> _DESCRIPTION OF THE TASK_:
Without including any pictures, return the records below exactly as written.

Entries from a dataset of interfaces
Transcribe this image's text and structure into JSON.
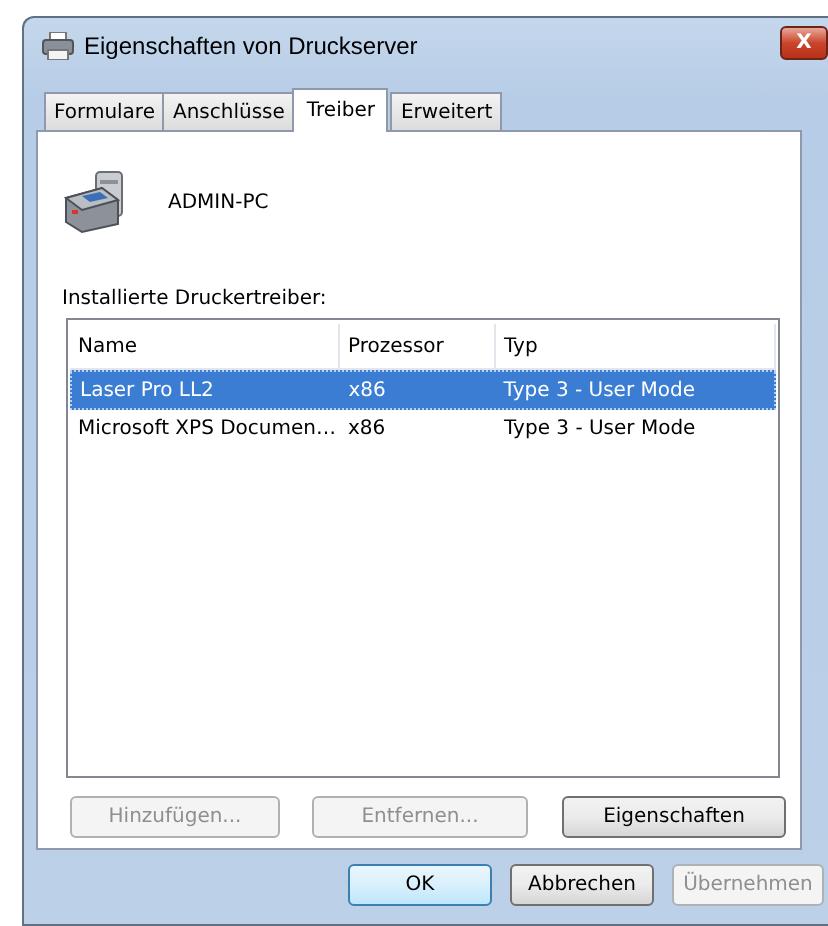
{
  "window": {
    "title": "Eigenschaften von Druckserver",
    "close": "X"
  },
  "tabs": [
    {
      "label": "Formulare",
      "selected": false
    },
    {
      "label": "Anschlüsse",
      "selected": false
    },
    {
      "label": "Treiber",
      "selected": true
    },
    {
      "label": "Erweitert",
      "selected": false
    }
  ],
  "server": {
    "name": "ADMIN-PC"
  },
  "drivers": {
    "label": "Installierte Druckertreiber:",
    "columns": [
      "Name",
      "Prozessor",
      "Typ"
    ],
    "rows": [
      {
        "cells": [
          "Laser Pro LL2",
          "x86",
          "Type 3 - User Mode"
        ],
        "selected": true
      },
      {
        "cells": [
          "Microsoft XPS Documen…",
          "x86",
          "Type 3 - User Mode"
        ],
        "selected": false
      }
    ]
  },
  "panel_buttons": [
    {
      "label": "Hinzufügen...",
      "disabled": true
    },
    {
      "label": "Entfernen...",
      "disabled": true
    },
    {
      "label": "Eigenschaften",
      "disabled": false
    }
  ],
  "dialog_buttons": [
    {
      "label": "OK",
      "disabled": false,
      "default": true
    },
    {
      "label": "Abbrechen",
      "disabled": false,
      "default": false
    },
    {
      "label": "Übernehmen",
      "disabled": true,
      "default": false
    }
  ]
}
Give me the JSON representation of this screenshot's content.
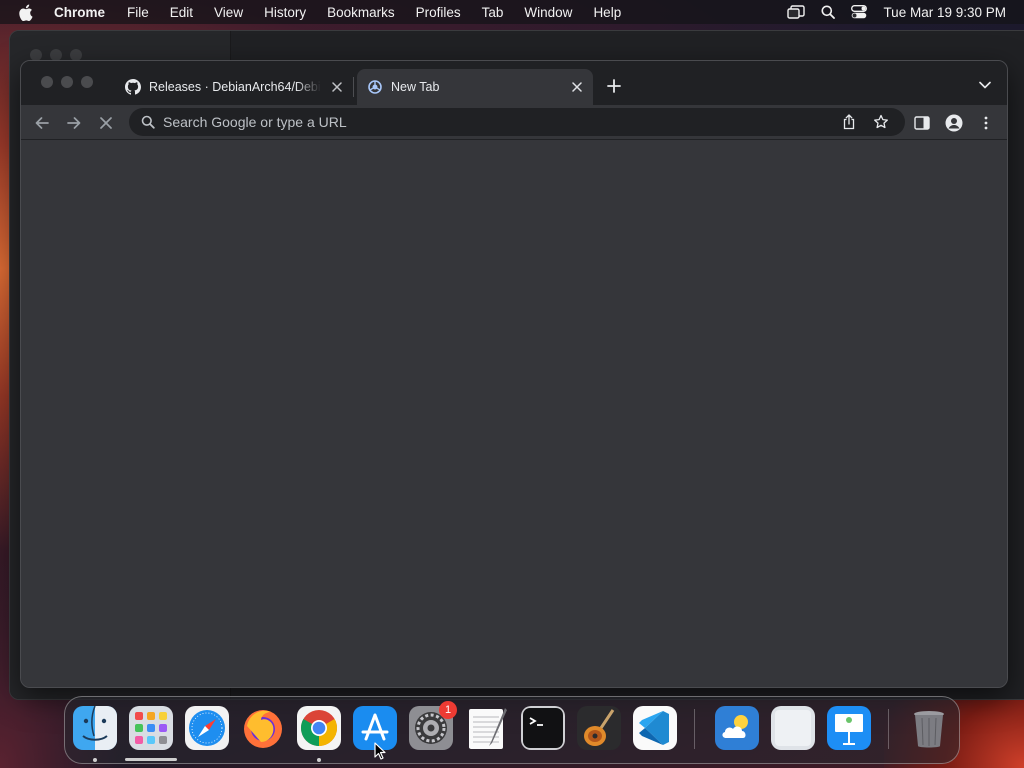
{
  "menubar": {
    "app_name": "Chrome",
    "menus": [
      "File",
      "Edit",
      "View",
      "History",
      "Bookmarks",
      "Profiles",
      "Tab",
      "Window",
      "Help"
    ],
    "clock": "Tue Mar 19  9:30 PM"
  },
  "browser": {
    "tabs": [
      {
        "title": "Releases · DebianArch64/Debi",
        "favicon": "github-icon",
        "active": false
      },
      {
        "title": "New Tab",
        "favicon": "chrome-newtab-icon",
        "active": true
      }
    ],
    "omnibox": {
      "placeholder": "Search Google or type a URL",
      "value": ""
    }
  },
  "dock": {
    "apps": [
      {
        "name": "Finder",
        "icon": "finder-icon",
        "running": true
      },
      {
        "name": "Launchpad",
        "icon": "launchpad-icon",
        "running": false
      },
      {
        "name": "Safari",
        "icon": "safari-icon",
        "running": false
      },
      {
        "name": "Firefox",
        "icon": "firefox-icon",
        "running": false
      },
      {
        "name": "Google Chrome",
        "icon": "chrome-icon",
        "running": true
      },
      {
        "name": "App Store",
        "icon": "app-store-icon",
        "running": false
      },
      {
        "name": "System Settings",
        "icon": "system-settings-icon",
        "running": false,
        "badge": "1"
      },
      {
        "name": "TextEdit",
        "icon": "textedit-icon",
        "running": false
      },
      {
        "name": "Terminal",
        "icon": "terminal-icon",
        "running": false
      },
      {
        "name": "GarageBand",
        "icon": "garageband-icon",
        "running": false
      },
      {
        "name": "Visual Studio Code",
        "icon": "vscode-icon",
        "running": false
      },
      {
        "name": "Weather",
        "icon": "weather-icon",
        "running": false
      },
      {
        "name": "Preview",
        "icon": "preview-icon",
        "running": false
      },
      {
        "name": "Keynote",
        "icon": "keynote-icon",
        "running": false
      },
      {
        "name": "Trash",
        "icon": "trash-icon",
        "running": false
      }
    ]
  },
  "colors": {
    "chrome_frame": "#202124",
    "chrome_toolbar": "#35363a",
    "badge": "#ee3b33"
  }
}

> _TASK RESULT_:
Transcribe this image's text and structure into JSON.
{
  "window": {
    "title": "Eigenschaften von Druckserver",
    "close": "X"
  },
  "tabs": [
    {
      "label": "Formulare",
      "selected": false
    },
    {
      "label": "Anschlüsse",
      "selected": false
    },
    {
      "label": "Treiber",
      "selected": true
    },
    {
      "label": "Erweitert",
      "selected": false
    }
  ],
  "server": {
    "name": "ADMIN-PC"
  },
  "drivers": {
    "label": "Installierte Druckertreiber:",
    "columns": [
      "Name",
      "Prozessor",
      "Typ"
    ],
    "rows": [
      {
        "cells": [
          "Laser Pro LL2",
          "x86",
          "Type 3 - User Mode"
        ],
        "selected": true
      },
      {
        "cells": [
          "Microsoft XPS Documen…",
          "x86",
          "Type 3 - User Mode"
        ],
        "selected": false
      }
    ]
  },
  "panel_buttons": [
    {
      "label": "Hinzufügen...",
      "disabled": true
    },
    {
      "label": "Entfernen...",
      "disabled": true
    },
    {
      "label": "Eigenschaften",
      "disabled": false
    }
  ],
  "dialog_buttons": [
    {
      "label": "OK",
      "disabled": false,
      "default": true
    },
    {
      "label": "Abbrechen",
      "disabled": false,
      "default": false
    },
    {
      "label": "Übernehmen",
      "disabled": true,
      "default": false
    }
  ]
}
Give me the JSON representation of this screenshot's content.
{
  "menubar": {
    "app_name": "Chrome",
    "menus": [
      "File",
      "Edit",
      "View",
      "History",
      "Bookmarks",
      "Profiles",
      "Tab",
      "Window",
      "Help"
    ],
    "clock": "Tue Mar 19  9:30 PM"
  },
  "browser": {
    "tabs": [
      {
        "title": "Releases · DebianArch64/Debi",
        "favicon": "github-icon",
        "active": false
      },
      {
        "title": "New Tab",
        "favicon": "chrome-newtab-icon",
        "active": true
      }
    ],
    "omnibox": {
      "placeholder": "Search Google or type a URL",
      "value": ""
    }
  },
  "dock": {
    "apps": [
      {
        "name": "Finder",
        "icon": "finder-icon",
        "running": true
      },
      {
        "name": "Launchpad",
        "icon": "launchpad-icon",
        "running": false
      },
      {
        "name": "Safari",
        "icon": "safari-icon",
        "running": false
      },
      {
        "name": "Firefox",
        "icon": "firefox-icon",
        "running": false
      },
      {
        "name": "Google Chrome",
        "icon": "chrome-icon",
        "running": true
      },
      {
        "name": "App Store",
        "icon": "app-store-icon",
        "running": false
      },
      {
        "name": "System Settings",
        "icon": "system-settings-icon",
        "running": false,
        "badge": "1"
      },
      {
        "name": "TextEdit",
        "icon": "textedit-icon",
        "running": false
      },
      {
        "name": "Terminal",
        "icon": "terminal-icon",
        "running": false
      },
      {
        "name": "GarageBand",
        "icon": "garageband-icon",
        "running": false
      },
      {
        "name": "Visual Studio Code",
        "icon": "vscode-icon",
        "running": false
      },
      {
        "name": "Weather",
        "icon": "weather-icon",
        "running": false
      },
      {
        "name": "Preview",
        "icon": "preview-icon",
        "running": false
      },
      {
        "name": "Keynote",
        "icon": "keynote-icon",
        "running": false
      },
      {
        "name": "Trash",
        "icon": "trash-icon",
        "running": false
      }
    ]
  },
  "colors": {
    "chrome_frame": "#202124",
    "chrome_toolbar": "#35363a",
    "badge": "#ee3b33"
  }
}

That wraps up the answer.